Lukashenka displayed a sense of humor when asked how he responds when called a dictator. He said that he is not simply a dictator—he is the last dictator [of Europe]; there will not be any more, so journalists should feel lucky having the chance to speak to him. Reportedly, Lukashenka often suggests to Putin that the latter may have outperformed him as a dictator, so they may finally leave him [Lukashenka] in peace. At the end of the interview, Lukashenka playfully suggested that the Ukrainians may still come over to him and ask for help. “And then you will have a dictatorship. Just kidding, for I may scare Ukrainians away.” “They are already scared” mentioned the talk show host. “You have not seen anything, yet,” replied Lukashenka.
Lukashenka’s statement following his meeting with Turchynov was effusively friendly. Even such issues were discussed as the creation of a Black Sea–Baltic Sea transportation corridor, an idea popular in Europe during the 1990s, when it seemed that the geopolitical re-orientation of both Ukraine and Belarus was just round the corner.

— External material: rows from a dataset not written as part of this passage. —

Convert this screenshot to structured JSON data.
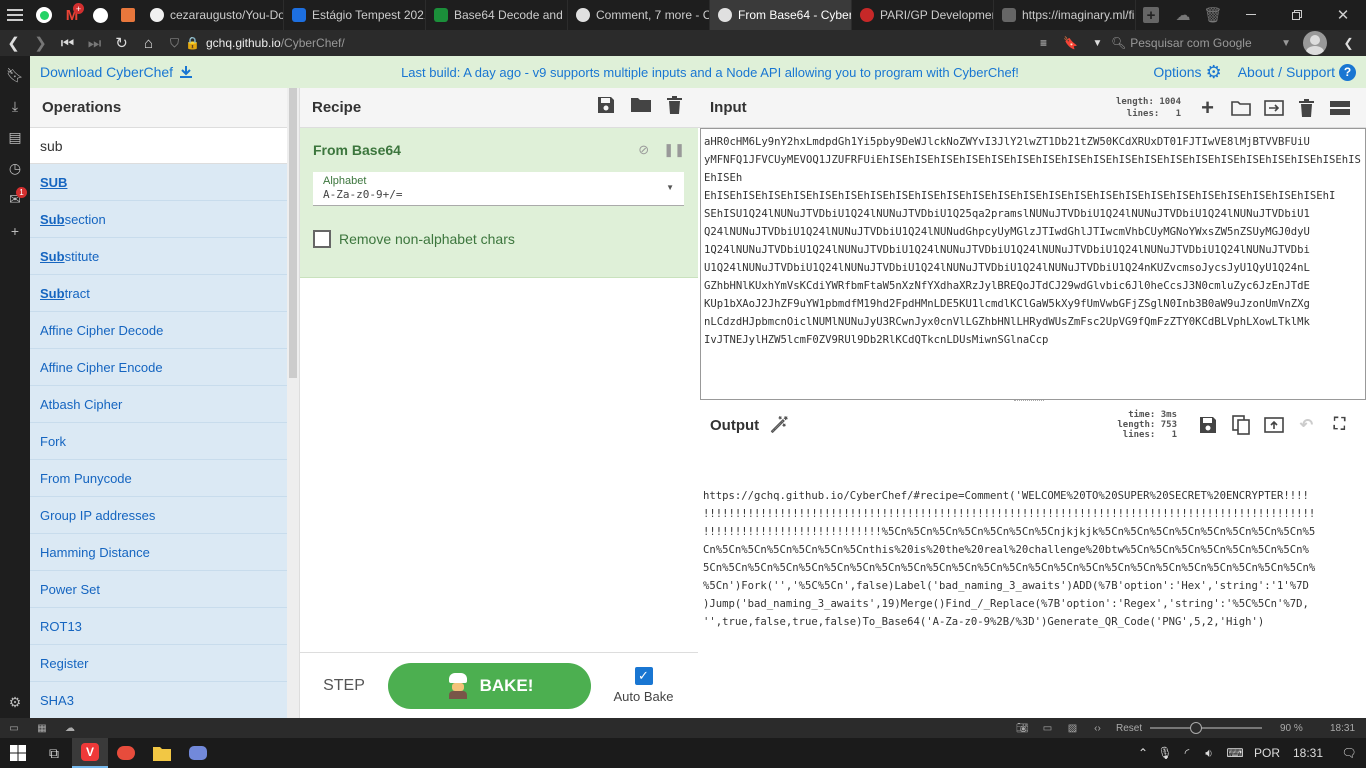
{
  "browser": {
    "tabs": [
      {
        "label": "cezaraugusto/You-Don",
        "color": "#f0f0f0",
        "active": false
      },
      {
        "label": "Estágio Tempest 2021",
        "color": "#1d6fe0",
        "active": false
      },
      {
        "label": "Base64 Decode and En",
        "color": "#1b8f3a",
        "active": false
      },
      {
        "label": "Comment, 7 more - Cy",
        "color": "#e0e0e0",
        "active": false
      },
      {
        "label": "From Base64 - CyberCh",
        "color": "#e0e0e0",
        "active": true
      },
      {
        "label": "PARI/GP Development",
        "color": "#c62828",
        "active": false
      },
      {
        "label": "https://imaginary.ml/fi",
        "color": "#666666",
        "active": false
      }
    ],
    "mail_badge": "+",
    "address_host": "gchq.github.io",
    "address_path": "/CyberChef/",
    "search_placeholder": "Pesquisar com Google",
    "sidebar_badge": "1"
  },
  "banner": {
    "download_label": "Download CyberChef",
    "message": "Last build: A day ago - v9 supports multiple inputs and a Node API allowing you to program with CyberChef!",
    "options_label": "Options",
    "about_label": "About / Support"
  },
  "operations": {
    "title": "Operations",
    "search_value": "sub",
    "items": [
      {
        "match": "SUB",
        "rest": ""
      },
      {
        "match": "Sub",
        "rest": "section"
      },
      {
        "match": "Sub",
        "rest": "stitute"
      },
      {
        "match": "Sub",
        "rest": "tract"
      },
      {
        "match": "",
        "rest": "Affine Cipher Decode"
      },
      {
        "match": "",
        "rest": "Affine Cipher Encode"
      },
      {
        "match": "",
        "rest": "Atbash Cipher"
      },
      {
        "match": "",
        "rest": "Fork"
      },
      {
        "match": "",
        "rest": "From Punycode"
      },
      {
        "match": "",
        "rest": "Group IP addresses"
      },
      {
        "match": "",
        "rest": "Hamming Distance"
      },
      {
        "match": "",
        "rest": "Power Set"
      },
      {
        "match": "",
        "rest": "ROT13"
      },
      {
        "match": "",
        "rest": "Register"
      },
      {
        "match": "",
        "rest": "SHA3"
      }
    ]
  },
  "recipe": {
    "title": "Recipe",
    "operation_name": "From Base64",
    "alphabet_label": "Alphabet",
    "alphabet_value": "A-Za-z0-9+/=",
    "remove_label": "Remove non-alphabet chars",
    "step_label": "STEP",
    "bake_label": "BAKE!",
    "auto_bake_label": "Auto Bake",
    "auto_bake_checked": true
  },
  "input": {
    "title": "Input",
    "length_label": "length:",
    "length_value": "1004",
    "lines_label": "lines:",
    "lines_value": "1",
    "lines_text": [
      "aHR0cHM6Ly9nY2hxLmdpdGh1Yi5pby9DeWJlckNoZWYvI3JlY2lwZT1Db21tZW50KCdXRUxDT01FJTIwVE8lMjBTVVBFUiU",
      "yMFNFQ1JFVCUyMEVOQ1JZUFRFUiEhISEhISEhISEhISEhISEhISEhISEhISEhISEhISEhISEhISEhISEhISEhISEhISEhISEhISEhISEhISEh",
      "EhISEhISEhISEhISEhISEhISEhISEhISEhISEhISEhISEhISEhISEhISEhISEhISEhISEhISEhISEhISEhISEhISEhISEhISEhI",
      "SEhISU1Q24lNUNuJTVDbiU1Q24lNUNuJTVDbiU1Q25qa2pramslNUNuJTVDbiU1Q24lNUNuJTVDbiU1Q24lNUNuJTVDbiU1",
      "Q24lNUNuJTVDbiU1Q24lNUNuJTVDbiU1Q24lNUNudGhpcyUyMGlzJTIwdGhlJTIwcmVhbCUyMGNoYWxsZW5nZSUyMGJ0dyU",
      "1Q24lNUNuJTVDbiU1Q24lNUNuJTVDbiU1Q24lNUNuJTVDbiU1Q24lNUNuJTVDbiU1Q24lNUNuJTVDbiU1Q24lNUNuJTVDbi",
      "U1Q24lNUNuJTVDbiU1Q24lNUNuJTVDbiU1Q24lNUNuJTVDbiU1Q24lNUNuJTVDbiU1Q24nKUZvcmsoJycsJyU1QyU1Q24nL",
      "GZhbHNlKUxhYmVsKCdiYWRfbmFtaW5nXzNfYXdhaXRzJylBREQoJTdCJ29wdGlvbic6Jl0heCcsJ3N0cmluZyc6JzEnJTdE",
      "KUp1bXAoJ2JhZF9uYW1pbmdfM19hd2FpdHMnLDE5KU1lcmdlKClGaW5kXy9fUmVwbGFjZSglN0Inb3B0aW9uJzonUmVnZXg",
      "nLCdzdHJpbmcnOiclNUMlNUNuJyU3RCwnJyx0cnVlLGZhbHNlLHRydWUsZmFsc2UpVG9fQmFzZTY0KCdBLVphLXowLTklMk",
      "IvJTNEJylHZW5lcmF0ZV9RUl9Db2RlKCdQTkcnLDUsMiwnSGlnaCcp"
    ]
  },
  "output": {
    "title": "Output",
    "time_label": "time:",
    "time_value": "3ms",
    "length_label": "length:",
    "length_value": "753",
    "lines_label": "lines:",
    "lines_value": "1",
    "lines_text": [
      "https://gchq.github.io/CyberChef/#recipe=Comment('WELCOME%20TO%20SUPER%20SECRET%20ENCRYPTER!!!!",
      "!!!!!!!!!!!!!!!!!!!!!!!!!!!!!!!!!!!!!!!!!!!!!!!!!!!!!!!!!!!!!!!!!!!!!!!!!!!!!!!!!!!!!!!!!!!!!!!!",
      "!!!!!!!!!!!!!!!!!!!!!!!!!!!!%5Cn%5Cn%5Cn%5Cn%5Cn%5Cn%5Cnjkjkjk%5Cn%5Cn%5Cn%5Cn%5Cn%5Cn%5Cn%5Cn%5",
      "Cn%5Cn%5Cn%5Cn%5Cn%5Cn%5Cnthis%20is%20the%20real%20challenge%20btw%5Cn%5Cn%5Cn%5Cn%5Cn%5Cn%5Cn%",
      "5Cn%5Cn%5Cn%5Cn%5Cn%5Cn%5Cn%5Cn%5Cn%5Cn%5Cn%5Cn%5Cn%5Cn%5Cn%5Cn%5Cn%5Cn%5Cn%5Cn%5Cn%5Cn%5Cn%5Cn%",
      "%5Cn')Fork('','%5C%5Cn',false)Label('bad_naming_3_awaits')ADD(%7B'option':'Hex','string':'1'%7D",
      ")Jump('bad_naming_3_awaits',19)Merge()Find_/_Replace(%7B'option':'Regex','string':'%5C%5Cn'%7D,",
      "'',true,false,true,false)To_Base64('A-Za-z0-9%2B/%3D')Generate_QR_Code('PNG',5,2,'High')"
    ]
  },
  "statusbar": {
    "reset_label": "Reset",
    "zoom_percent": "90 %",
    "zoom_fraction": 0.4,
    "time": "18:31"
  },
  "taskbar": {
    "language": "POR",
    "time": "18:31"
  },
  "colors": {
    "banner_bg": "#dff0d8",
    "recipe_op_bg": "#dff0d8",
    "ops_item_bg": "#dbe9f4",
    "bake_green": "#4caf50",
    "link_blue": "#1976d2"
  }
}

Belarus’s possible purchase of electricity in Ukraine was also on the agenda, as was the continuation of “brotherly help” that Belarusians routinely render to farms in northern Ukraine during harvest time. Among other things, this practice is a manifestation of Belarusian farms being much better equipped than their Ukrainian and Russian counterparts. Lukashenka specifically mentioned that much of the information Turchynov shared with him was a “revelation” to him, i.e., something that the Belarusian leader did not know before (http://news.tut.by/politics/392889.html).
In summary, faced with a difficult situation, Lukashenka is once again performing his balancing act, the art of which he has perfected. Whereas, from 2007 to 2010, this was mainly about positioning Belarus between Russia and the European Union, today it is about remaining simultaneously in the good graces of both Russia and Ukraine. A national leader much underrated and maligned in the West, Alyaksandr Lukashenka may have made yet another contribution to his legacy.